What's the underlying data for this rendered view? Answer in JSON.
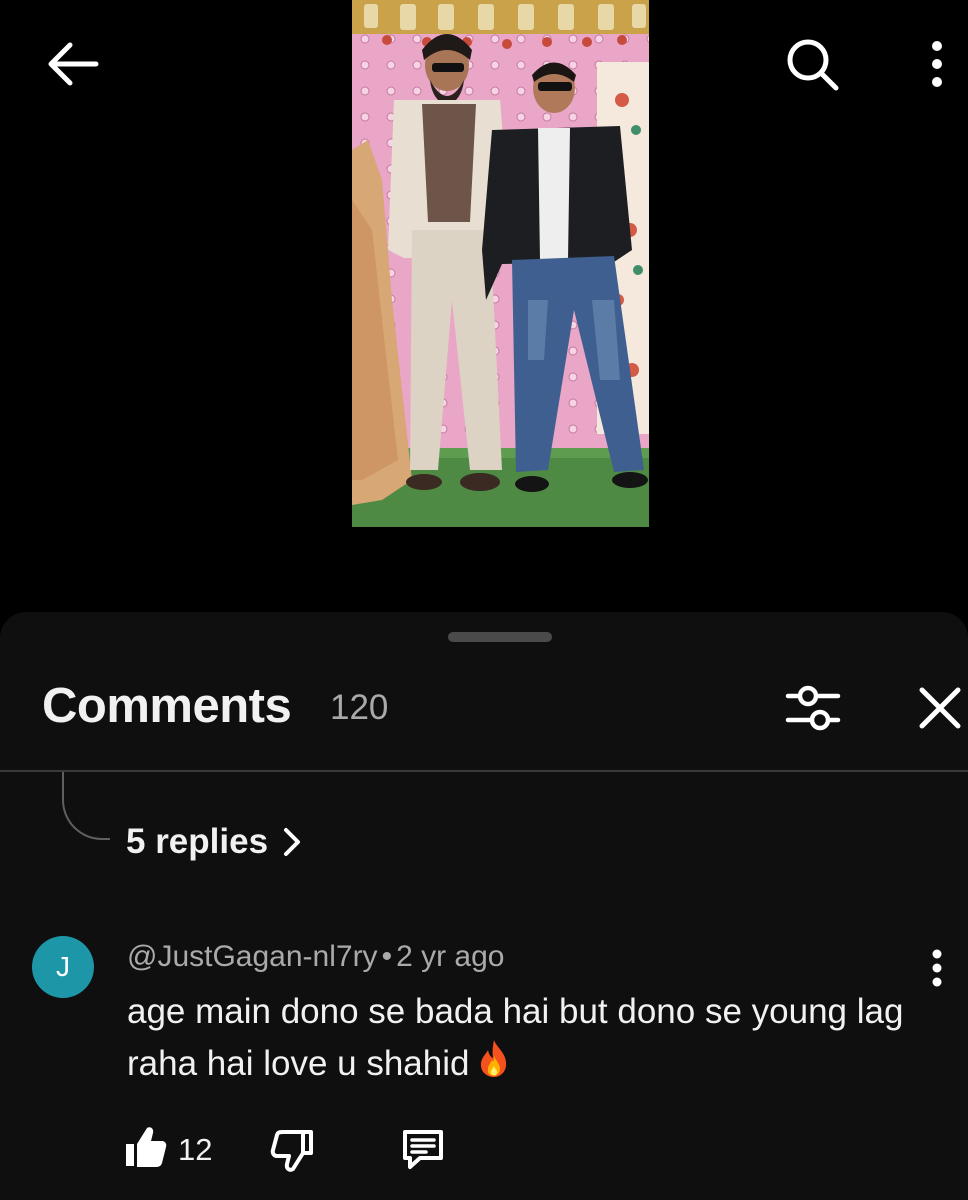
{
  "top_bar": {
    "back_icon": "arrow-left-icon",
    "search_icon": "search-icon",
    "more_icon": "more-vertical-icon"
  },
  "video": {
    "thumbnail": "video-frame"
  },
  "comments_panel": {
    "title": "Comments",
    "count": "120",
    "filter_icon": "sliders-icon",
    "close_icon": "close-icon"
  },
  "thread": {
    "replies_label": "5 replies",
    "chevron_icon": "chevron-right-icon"
  },
  "comment": {
    "avatar_letter": "J",
    "avatar_color": "#1d97a8",
    "author": "@JustGagan-nl7ry",
    "separator": "•",
    "time": "2 yr ago",
    "text": "age main dono se bada hai but dono se young lag raha hai love u shahid",
    "emoji_icon": "fire-emoji-icon",
    "like_count": "12",
    "like_icon": "thumbs-up-filled-icon",
    "dislike_icon": "thumbs-down-icon",
    "reply_icon": "comment-reply-icon"
  },
  "colors": {
    "background": "#000000",
    "sheet": "#0f0f0f",
    "text_primary": "#f1f1f1",
    "text_secondary": "#aaaaaa"
  }
}
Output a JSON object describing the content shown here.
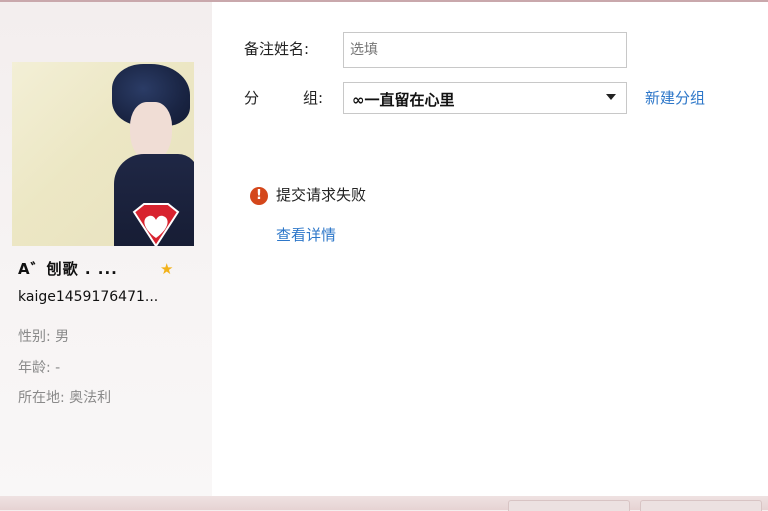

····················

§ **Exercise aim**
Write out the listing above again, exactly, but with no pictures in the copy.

§ **Exercise result**
What's the underlying data for this rendered view? Answer in JSON.
{
  "top_bar": {
    "back_icon": "arrow-left-icon",
    "search_icon": "search-icon",
    "more_icon": "more-vertical-icon"
  },
  "video": {
    "thumbnail": "video-frame"
  },
  "comments_panel": {
    "title": "Comments",
    "count": "120",
    "filter_icon": "sliders-icon",
    "close_icon": "close-icon"
  },
  "thread": {
    "replies_label": "5 replies",
    "chevron_icon": "chevron-right-icon"
  },
  "comment": {
    "avatar_letter": "J",
    "avatar_color": "#1d97a8",
    "author": "@JustGagan-nl7ry",
    "separator": "•",
    "time": "2 yr ago",
    "text": "age main dono se bada hai but dono se young lag raha hai love u shahid",
    "emoji_icon": "fire-emoji-icon",
    "like_count": "12",
    "like_icon": "thumbs-up-filled-icon",
    "dislike_icon": "thumbs-down-icon",
    "reply_icon": "comment-reply-icon"
  },
  "colors": {
    "background": "#000000",
    "sheet": "#0f0f0f",
    "text_primary": "#f1f1f1",
    "text_secondary": "#aaaaaa"
  }
}
Output a JSON object describing the content shown here.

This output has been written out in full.